Given how wafer thin the expected surplus is expected to be, is it likely to have any effect on the Reserve's thinking?
Well, look, getting the Budget back into balance and indeed back into surplus is about trajectory, it's about direction, it's about momentum. It's about ensuring that we hold good and deliver on the commitment that we have made. Not a political commitment but an economic commitment. Financial markets all around the world will be focusing in on the Budget as we hand it down. And, as the IMF has consistently said, that governments who have the capacity to do so should be returning their budgets to surplus. We're in a position where that is possible. The IMF just yesterday indicated that we are one of the leading economies, in fact the standout performer when it comes to advanced economies, and we are committed to getting the Budget back into surplus.
Joe Hockey, the Shadow Treasurer, has been giving his views on some aspects of economic policy overnight in a speech in London. He says it's time to reduce the size of the state and end the age of entitlement. Do you agree with those broad sentiments?

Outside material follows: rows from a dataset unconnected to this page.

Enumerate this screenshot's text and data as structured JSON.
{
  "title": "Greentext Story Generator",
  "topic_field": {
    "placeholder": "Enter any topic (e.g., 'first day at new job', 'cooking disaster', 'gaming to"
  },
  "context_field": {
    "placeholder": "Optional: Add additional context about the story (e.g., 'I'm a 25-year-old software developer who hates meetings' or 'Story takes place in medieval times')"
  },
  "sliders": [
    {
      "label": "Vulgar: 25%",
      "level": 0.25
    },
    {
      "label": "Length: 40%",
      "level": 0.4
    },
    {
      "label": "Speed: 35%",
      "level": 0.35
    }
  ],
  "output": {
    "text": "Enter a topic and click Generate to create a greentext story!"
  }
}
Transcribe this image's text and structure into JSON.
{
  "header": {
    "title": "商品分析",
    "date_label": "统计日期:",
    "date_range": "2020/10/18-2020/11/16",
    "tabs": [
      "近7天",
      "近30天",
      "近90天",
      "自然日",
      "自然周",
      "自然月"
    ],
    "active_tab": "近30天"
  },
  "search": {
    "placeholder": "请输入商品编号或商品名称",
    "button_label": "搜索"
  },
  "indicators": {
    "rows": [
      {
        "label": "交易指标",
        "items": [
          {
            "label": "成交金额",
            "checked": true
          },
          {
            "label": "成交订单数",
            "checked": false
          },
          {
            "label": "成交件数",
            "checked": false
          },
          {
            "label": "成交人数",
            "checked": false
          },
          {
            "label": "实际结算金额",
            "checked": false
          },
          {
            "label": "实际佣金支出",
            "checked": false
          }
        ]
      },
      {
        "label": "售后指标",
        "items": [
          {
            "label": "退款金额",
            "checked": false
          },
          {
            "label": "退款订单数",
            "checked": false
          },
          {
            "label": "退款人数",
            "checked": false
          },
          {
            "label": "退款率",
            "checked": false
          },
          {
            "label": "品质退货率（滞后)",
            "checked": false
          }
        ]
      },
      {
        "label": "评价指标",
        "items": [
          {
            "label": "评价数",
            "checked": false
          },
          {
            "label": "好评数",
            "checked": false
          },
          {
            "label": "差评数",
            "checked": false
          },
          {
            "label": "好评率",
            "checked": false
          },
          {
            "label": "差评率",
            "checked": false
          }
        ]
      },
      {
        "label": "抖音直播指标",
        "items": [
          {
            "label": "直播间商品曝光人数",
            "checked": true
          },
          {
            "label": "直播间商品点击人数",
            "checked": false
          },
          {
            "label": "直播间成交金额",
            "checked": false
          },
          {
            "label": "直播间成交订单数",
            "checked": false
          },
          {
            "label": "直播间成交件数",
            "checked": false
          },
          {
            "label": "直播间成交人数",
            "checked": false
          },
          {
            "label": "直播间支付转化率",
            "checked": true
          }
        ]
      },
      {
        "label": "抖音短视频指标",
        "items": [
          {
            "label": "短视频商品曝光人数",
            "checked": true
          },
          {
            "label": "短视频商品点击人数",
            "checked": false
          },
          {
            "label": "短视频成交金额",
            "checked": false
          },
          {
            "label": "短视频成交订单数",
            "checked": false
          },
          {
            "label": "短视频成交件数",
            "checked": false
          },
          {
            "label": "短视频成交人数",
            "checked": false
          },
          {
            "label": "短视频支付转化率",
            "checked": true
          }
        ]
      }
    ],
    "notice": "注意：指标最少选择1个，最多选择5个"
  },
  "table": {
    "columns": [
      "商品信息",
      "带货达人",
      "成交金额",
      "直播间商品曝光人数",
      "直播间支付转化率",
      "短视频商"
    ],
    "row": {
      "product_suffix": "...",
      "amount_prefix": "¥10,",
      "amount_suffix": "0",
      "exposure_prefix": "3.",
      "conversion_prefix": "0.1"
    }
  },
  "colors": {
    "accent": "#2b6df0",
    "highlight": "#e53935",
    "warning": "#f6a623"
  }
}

Well look, can I say there are two broad issues here that arise from Joe Hockey's comments. The first one is that, of course, as a Government we support targeted measures when it comes to providing support and assistance to families, individuals and to those that need support throughout the community. And that's what we have delivered. In fact, there are many examples of where we have ensured there has been a better targeting of that support. The irony is that on most of those fronts, Mr Hockey and the Liberals have opposed the measures that we've introduced for purely populist political reasons, they've done that. We saw the means testing of the private health insurance rebate, even when it came to the means testing of the baby bonus and rolling that into a system where payments were made over time. Many of these measures were opposed by the Liberals. That's the first point. The second point that arises, and this goes to the philosophy of Mr Hockey's comments, what I think most Australians would be disturbed by is this suggestion that somehow we should be measuring the success of our social safety net against the benchmark of what's happening in other countries within the Asian region. Now this seems to me very much about being a race to the bottom when it comes to cutting away and stripping away some of the basic support structures that we have in the Australian social safety net. Now Mr Hockey is suggesting that that's the direction we should be taking, but I think it's incumbent upon him to set out exactly what he's talking about here. What are the entitlements and the support structures that are in place that he wants to rip away? Because we can go and have a look at some of the countries that he's identified in Asia, Hong Kong, Indonesia, we can look at these countries and have a look at the social safety net they have in place. If Mr Hockey doesn't fill in the blanks, I think we are all left to conclude that that's the sort of vision that he has in place for the type of social safety net that we should have in the future and frankly that makes a very, very desperate race to the bottom.
David Bradbury, thank you very much.
Good to talk to you Marius.